Las Vegas. Gondola rides, replicas of the Pyramids + 24/7 hedonism on tap - it at the very least, garners an opinion from most.
Despite raised eyebrows as to why we were there for Proptech purposes, (one Fund manager wryly checked that we had not mistaken Korean boy band sensation BTS, who were playing in Vegas, for the Proptech company VTS), Las Vegas represents many of the challenges we are seeing in market today.
Sorry, I am just going to mute myself… somebody has just won at the slots
With over 7,000 rooms + suites + 11,000 sqm of casino floor, if nothing else, the Venetian Hotel complex is a place where your pedometer will make for good reading. Surprisingly for us, there was a co-working space, a strong, craps throw (30 meters) from the smoke-filled gambling halls.
Evidently, addressing space utilization has even forced some of the non-traditional work places to account for the new world we live in + how we consume space.
In our view, this highlights how portfolios of the future really do need to be versatile for the evolving needs of the user. Longer term, we question if the traditional asset classification (+ core metrics) of real estate may be losing relevance with our use of space, having changed, potentially, forever.
Viva Las Vegas….
As the image from Politico shows, Las Vegas is one of many cities that has seen net migration where the traditional “mega cities” have seen a net loss in population.

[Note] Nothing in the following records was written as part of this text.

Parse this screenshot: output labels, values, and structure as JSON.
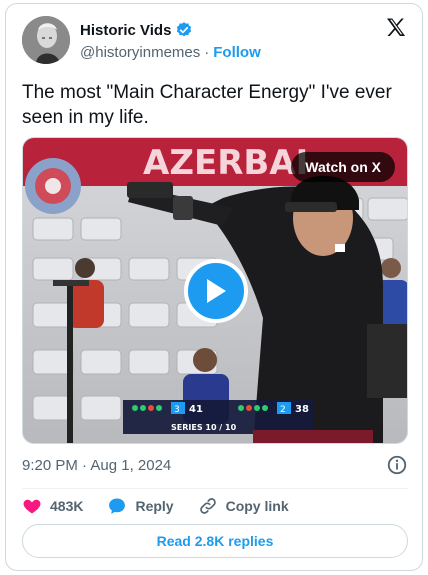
{
  "author": {
    "display_name": "Historic Vids",
    "handle": "@historyinmemes",
    "separator": "·",
    "follow_label": "Follow"
  },
  "tweet": {
    "text": "The most \"Main Character Energy\" I've ever seen in my life.",
    "timestamp": "9:20 PM · Aug 1, 2024"
  },
  "media": {
    "watch_label": "Watch on X",
    "banner_text": "AZERBAI",
    "scoreboard": {
      "series_label": "SERIES 10 / 10",
      "left_score": "41",
      "right_score": "38",
      "left_rank": "3",
      "right_rank": "2"
    }
  },
  "actions": {
    "like_count": "483K",
    "reply_label": "Reply",
    "copy_link_label": "Copy link"
  },
  "read_replies_label": "Read 2.8K replies",
  "colors": {
    "accent": "#1d9bf0",
    "like": "#f91880",
    "text_primary": "#0f1419",
    "text_secondary": "#536471",
    "border": "#cfd9de"
  }
}
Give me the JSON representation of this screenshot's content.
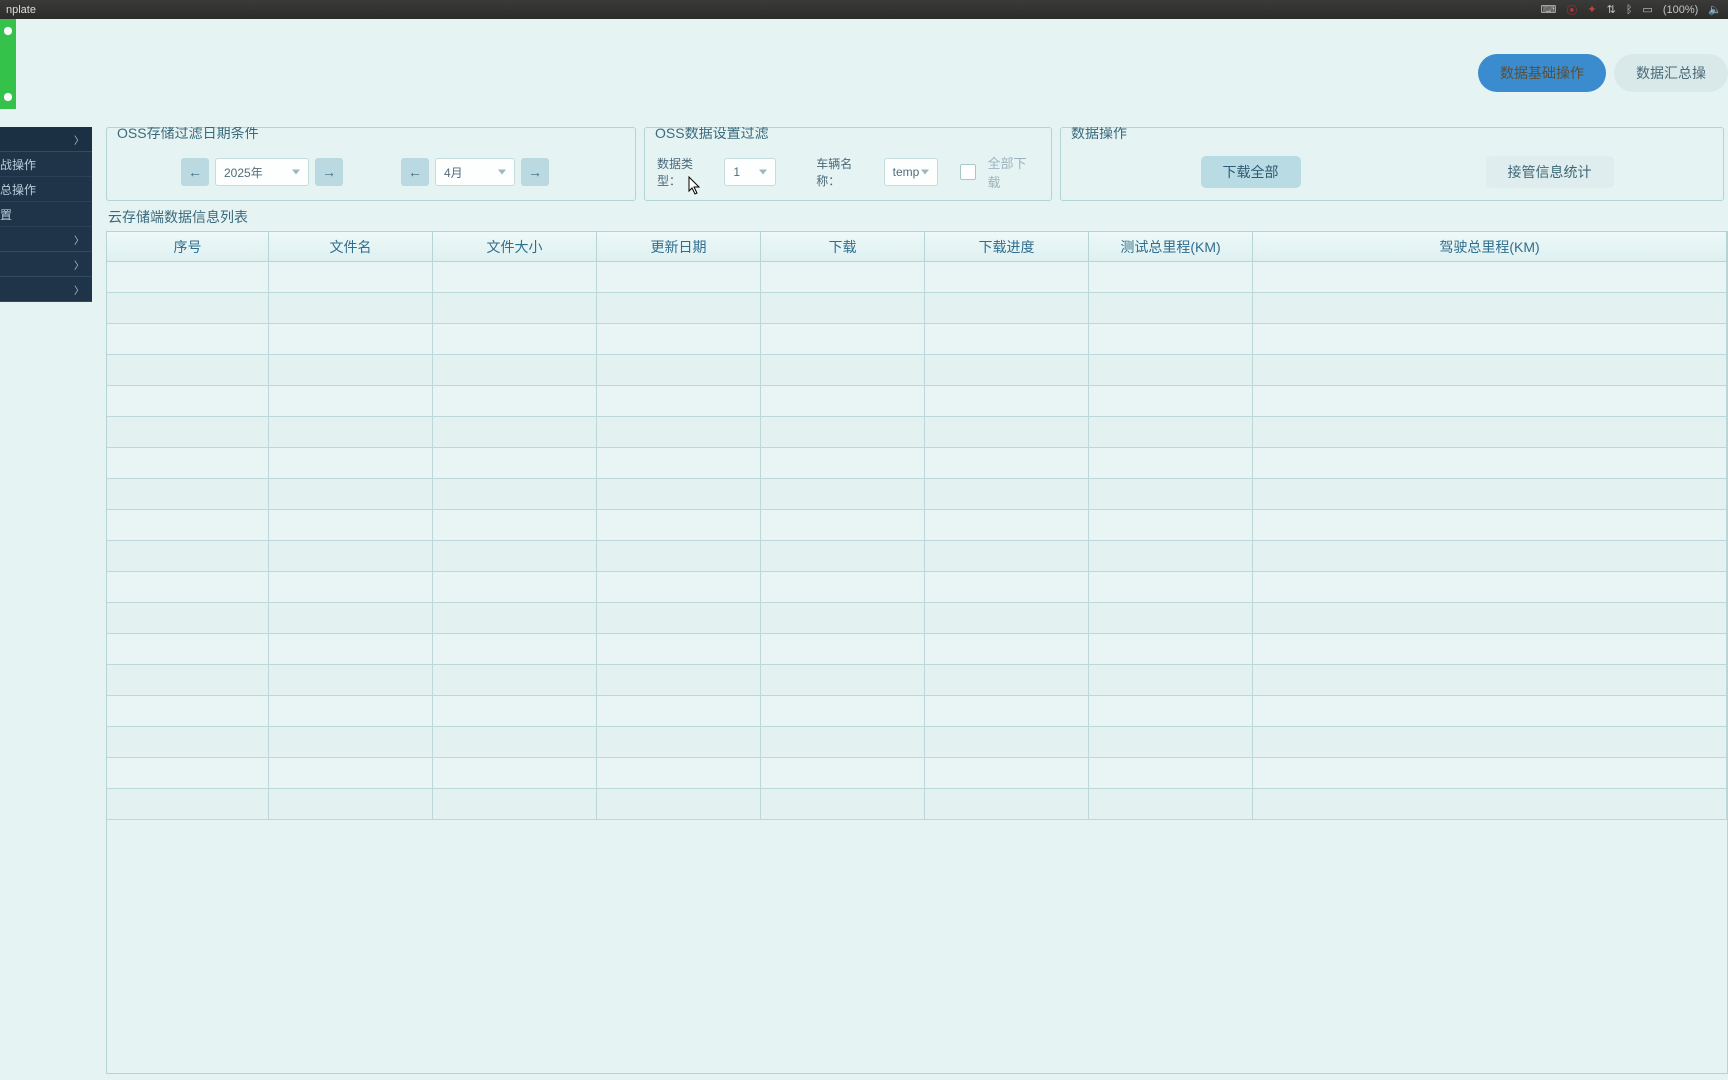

This is in part reflected in the Zillow home value index which has home values increasing by 25% over the last 12 months in Vegas.
Looking to the wider region, U-Haul, the omnipresent truck hire company, has data further illustrating this migration shift, with Arizona ranked as the #5 destination for truck renters hiring a one-way rental. With California, New York + Chicago being some of the top ranked states as the starting point, for these one way departures, with many also heading to Florida + Texas. The reconfiguration of the population is a real phenomenon.
So does the concept of “amenities” for CRE now encompass proximity to a 4 patty-burger and couple of hands of Texas hold‘em whilst Celine Dione plays at a nearby concert hall.? Or is it a reflection of a mobile enabled workforce, choosing affordability, heat and some vibrant activities - especially as we see a lot of the traditional cities lose their essence.? One to ponder, but when we view this through an ESG lens, the ramifications of these shifts are concerning.
Wat-er is the problem with this?
Vegas has for a long time been suffering from a major water shortage. Fed 90% of its drinking water from Lake Mead, the Lake (formed from the Hoover Dam) is at its lowest level since 1937.
All non-functional grass is banned from Vegas by 2026 (due to the water it takes to keep it alive) accounting for nearly 1/3 of all grass in the Las Vegas valley. Semi-conductor behemoths like TSMC (which makes 50% of the world’s semiconductors) are building a $12bn plant in order to counter the global, semiconductor concentration risk, in nearby Nevada.
Making semi-conductors is a water zapping industry - TSMC’s production “fab” (factory) is estimated to use 2-4 million gallons of water a day (!) to cool down the equipment. The same water consumption of 15,000 to 30,000 people.
Water rationing is being applied across the West/South West and with greater pressure on things like water supply, the requirement or momentum for tech enabled solutions has to be significant.
But aren’t they building that $1bn Madison Square Garden Sphere arena - so it can’t be all bad?
Yes they are! And in true Vegas style it straddles the line between needless + awesome pretty well. 18k spectator stadium with the largest ever wraparound digital screen in the world (15,000 square meters) with the sound system being delivered through the floorboards. A city based on attracting external revenue through entertainment and “pizzazz”, it will be extremely interesting to see how it continues to WOW crowds whilst managing the issues discussed.
Ok so what happens now?
Vegas it seems will continue to be Vegas, whilst like many economies, it wrestles with concepts such as space utilization - asset valuations - affordability - ESG - “Smart Cities” + supply chain risk.
As we have said for a long time, adopting Proptech is not formulaic + is bespoke to the use case(s). There are a number of factors impacting your strategy and selection. Sourcing + adoption has to be viewed with deep consideration of a myriad of interconnected factors.
At the PTC, we do this + we understand that the nuances of the need are paramount to a successful strategy execution.
We will watch closely the developments in Las Vegas and view a great city evolving with the changing times, and look beyond the superficial real estate Circus Circus.
We have a pretty unique view of the global market. Get in touch now to see how we can work together. More information: www.theproptechconnection.com or contact us: